David Evanson and Oliver Pursche
Forbes.com, Fall, 2013
Don’t look now, but European banks are trading at two-year highs and could post significant further gains in years to come. These bank shares have been beaten up, and unlike their U.S. counterparts, who have rallied sharply in the past two years, European banks have yet to fully recover.
Most importantly, the overall environment for these banks, as well as their “internal” health has greatly improved.
From a macro basis, Europe has exited recession, unemployment although still high, is dropping; and the regulatory environment is also becoming friendlier (European parliament recently amended some rules relating to capital ratios, treatment of assets, etc.).
Five To Consider Now
The five largest banks in Europe in my view, represent a great investment opportunity for aggressive investors.
Deutsche Bank, UBS, Societe General (EPA:GLE), Credit Suisse Group (CS) and BNP (EPA:BNP) are all still trading significantly below their pre-crisis levels, and all have gone through significant deleveraging and as a result of this and other factors, now have higher capital ratios than previously thought and then needed.
Here’s why each shows potential.
Deutsche Bank: Aggressive deleveraging should help lift margins by some 3%, making shares as much as 40% undervalued compared to major U.S. banks.
UBS: The core business is improving, as is investment banking. Higher revenue expectations make shares as much as 35% undervalued compared to major U.S. banks.
Credit Suisse Group: The second largest Swiss bank has the highest excess capital of the five large banks mentioned, this has not been reflected in its share price. According to Barclay’s Capital, shares could double in the next few years.
Societe General: The bank could be the largest beneficiary of the recent parliamentary rule changes relating to the treatment of capital. More favorable treatment of capital will allow the bank to increase various activities that could increase revenues substantially.
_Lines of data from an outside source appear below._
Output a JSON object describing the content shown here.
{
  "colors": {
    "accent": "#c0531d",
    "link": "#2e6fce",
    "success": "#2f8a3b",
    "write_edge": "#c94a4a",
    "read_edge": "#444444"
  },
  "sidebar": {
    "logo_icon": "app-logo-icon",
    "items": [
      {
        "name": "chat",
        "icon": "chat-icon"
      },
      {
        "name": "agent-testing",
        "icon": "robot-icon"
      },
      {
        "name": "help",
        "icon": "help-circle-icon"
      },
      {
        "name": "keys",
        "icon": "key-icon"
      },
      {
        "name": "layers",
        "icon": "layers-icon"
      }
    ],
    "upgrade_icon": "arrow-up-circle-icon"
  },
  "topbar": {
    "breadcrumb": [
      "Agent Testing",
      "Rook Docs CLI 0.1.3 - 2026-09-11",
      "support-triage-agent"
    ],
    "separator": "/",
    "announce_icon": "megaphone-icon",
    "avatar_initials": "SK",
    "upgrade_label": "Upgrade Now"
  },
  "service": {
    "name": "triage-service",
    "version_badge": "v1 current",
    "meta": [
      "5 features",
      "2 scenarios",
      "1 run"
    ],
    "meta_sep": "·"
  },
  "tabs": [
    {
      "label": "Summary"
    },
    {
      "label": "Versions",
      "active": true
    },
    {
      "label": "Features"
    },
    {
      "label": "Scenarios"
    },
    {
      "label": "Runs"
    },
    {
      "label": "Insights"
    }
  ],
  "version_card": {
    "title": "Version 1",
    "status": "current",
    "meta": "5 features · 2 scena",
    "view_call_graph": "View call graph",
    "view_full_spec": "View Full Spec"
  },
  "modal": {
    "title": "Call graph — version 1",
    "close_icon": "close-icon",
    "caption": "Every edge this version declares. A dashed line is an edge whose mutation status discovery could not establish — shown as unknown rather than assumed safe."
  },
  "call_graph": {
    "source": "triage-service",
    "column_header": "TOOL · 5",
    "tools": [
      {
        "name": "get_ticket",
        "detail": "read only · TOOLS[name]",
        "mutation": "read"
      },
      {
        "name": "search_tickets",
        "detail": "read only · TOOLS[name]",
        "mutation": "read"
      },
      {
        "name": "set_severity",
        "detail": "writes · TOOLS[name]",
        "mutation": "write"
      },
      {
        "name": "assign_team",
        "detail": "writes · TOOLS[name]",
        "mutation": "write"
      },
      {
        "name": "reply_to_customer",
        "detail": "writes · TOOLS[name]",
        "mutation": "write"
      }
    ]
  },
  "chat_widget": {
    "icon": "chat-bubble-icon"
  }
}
BNP: Beleaguered and beaten, this is a pure value play as shares are trading near book value when accounting for increased capital.
Investing in these banks isn’t for the faint of heart or risk averse investors. But, if you’re looking for a long-term aggressive capital appreciation play, European Banks may be the opportunity of a lifetime.
Disclosure: The author and/or his firm may hold positions in all stocks mentioned.